At frequencies below several GHz, the impact from solder process variations and other fabrication and assembly factors is typically benign when good design practice is used. At tens of GHz, the impact from fabrication and assembly variations becomes significant enough that minimizing tolerances in the signal path is essential for many applications. This is why compression-mount test connectors are becoming an increasingly popular solution for upper mmWave interconnects in test, prototyping and diagnostic applications. Another factor to consider is that compression connectors are also compact, which is advantageous as many upper mmWave applications are also now at far greater levels of interconnect density on boards with shrinking available board space.

However, these connectors are not without their challenges. The compact form factor and necessarily small size results in the potential for misalignment, as the tolerances for these connectors and landing pads are extremely tight. It is entirely possible to misalign coaxial compression connectors without knowing until the test setup is underway and unpredicted test results are observed. Fortunately, there is now a solution to this challenge that provides an easy-to-read visual indication of the proper alignment that speeds up the assembly and alignment of compression connectors.


There is a growing demand for precision, high frequency test connectors that reach and exceed, 90 GHz bandwidth. This is a result of ever-climbing data rates, such as 224 gigabits per second (Gbps) pulse amplitude modulation 4-level (PAM4) and the increased interest in developing mmWave communication and sensing technologies operating in V-Band (40 to 75 GHz), W-Band (75 to 110 GHz) and beyond. The higher data rates used in backhaul and networking infrastructure necessitate the use of RF test equipment for development, verification and even troubleshooting. Hardware components of mmWave communication and sensing systems, even for devices that operate in the lower portion of V-Band, often need to be tested at many times their maximum operating frequency to capture nonlinear and harmonic performance.
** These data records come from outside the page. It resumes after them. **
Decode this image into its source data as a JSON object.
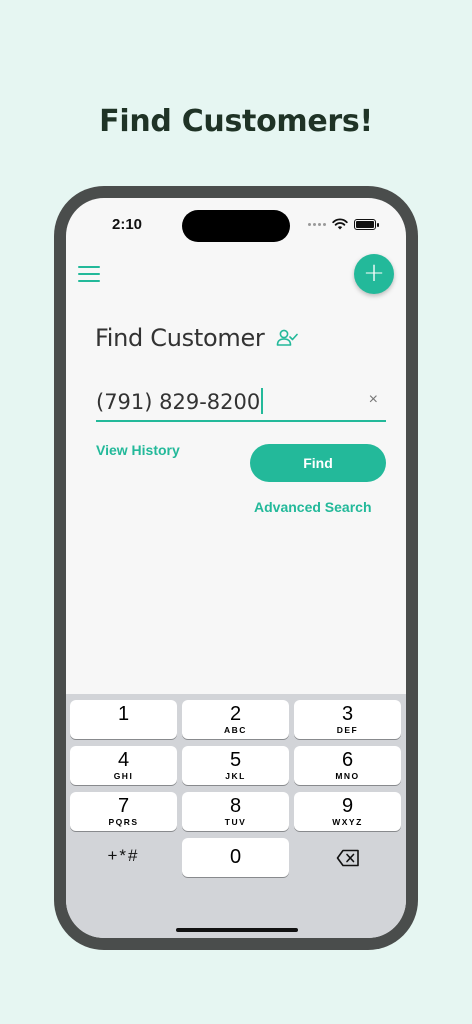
{
  "headline": "Find Customers!",
  "status": {
    "time": "2:10"
  },
  "page": {
    "title": "Find Customer",
    "phone_value": "(791) 829-8200",
    "clear_symbol": "×",
    "add_symbol": "+",
    "view_history": "View History",
    "find_label": "Find",
    "advanced_search": "Advanced Search"
  },
  "keyboard": {
    "keys": [
      {
        "num": "1",
        "letters": ""
      },
      {
        "num": "2",
        "letters": "ABC"
      },
      {
        "num": "3",
        "letters": "DEF"
      },
      {
        "num": "4",
        "letters": "GHI"
      },
      {
        "num": "5",
        "letters": "JKL"
      },
      {
        "num": "6",
        "letters": "MNO"
      },
      {
        "num": "7",
        "letters": "PQRS"
      },
      {
        "num": "8",
        "letters": "TUV"
      },
      {
        "num": "9",
        "letters": "WXYZ"
      },
      {
        "num": "0",
        "letters": ""
      }
    ],
    "symbols_label": "+*#"
  },
  "colors": {
    "accent": "#23b99a",
    "background": "#e6f6f2",
    "headline": "#1f3326"
  },
  "icons": [
    "menu-icon",
    "add-icon",
    "person-check-icon",
    "clear-icon",
    "backspace-icon",
    "wifi-icon",
    "battery-icon"
  ]
}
The maximum frequency of a transmission line, be it planar or coaxial, is dictated by the dimensions of the conductors and the spacing between them. To realize higher-frequency transmission lines, the physical geometry of the planar traces and the coaxial conductors in a coaxial connector and cable are necessarily smaller than their lower-frequency counterparts. For some applications, this is advantageous, as it allows for higher levels of interconnect density. An example of this is the multitude of antenna feeds from advanced/active antenna systems operating in the upper mmWave range.

As the physical dimensions of the interconnect shrink, the tolerances associated with interconnect placement and fixturing also need to be tighter, meaning that many alignment strategies that are appropriate for larger interconnects are no longer viable with minute high frequency interconnects.

The Main PCB Surface Trace Interconnect Solution Parameters

  • Bandwidth (Hz)
  • Insertion loss (dB)
  • Return loss (dB)
  • VSWR
  • Impedance (Ω) typically 50 or 100 Ω
  • Power handling capability (dB) typically specified for continuous wave and/or peak
  • Repeatability
  • Ease of use and setup considerations
  • Cost


There are a variety of high frequency interconnect methods for attaching test and diagnostic equipment to surface traces or landing pads on a PCB, each with benefits and drawbacks. Given the desirability of broadband operation, coaxial interconnect and broadband planar transmission lines are common for these applications. Hence, the interconnect challenge is to ensure reliable, repeatable, high precision connections between minute landing pads of planar transmission lines to the test leads of high frequency test equipment.

The PCB Surface Trace Interconnect Solutions

  • Coaxial cable directly soldered to surface planar transmission lines
  • Coaxial connectors, either surface, through-hole or edge-mount soldered
  • Pre-manufactured or custom single-use solder test leads
  • Coaxial probe station
  • Compression connectors, either surface or edge-mount

The traditional method is to directly solder a coaxial cable center conductor and outer conductor (shielding) to the landing pads on a board. This is often used to bridge two surface transmission lines or when using half of a coaxial cable assembly to connect surface transmission lines to external equipment. Though this method is functional, the poor tolerances achievable with hand-soldered and hand-prepared coaxial capable cutoff sections means this method is likely to have the lowest precision and repeatability. Depending on the technique used, this method likely will not be suitable for mmWave applications unless performed by a skilled technician with specialized equipment.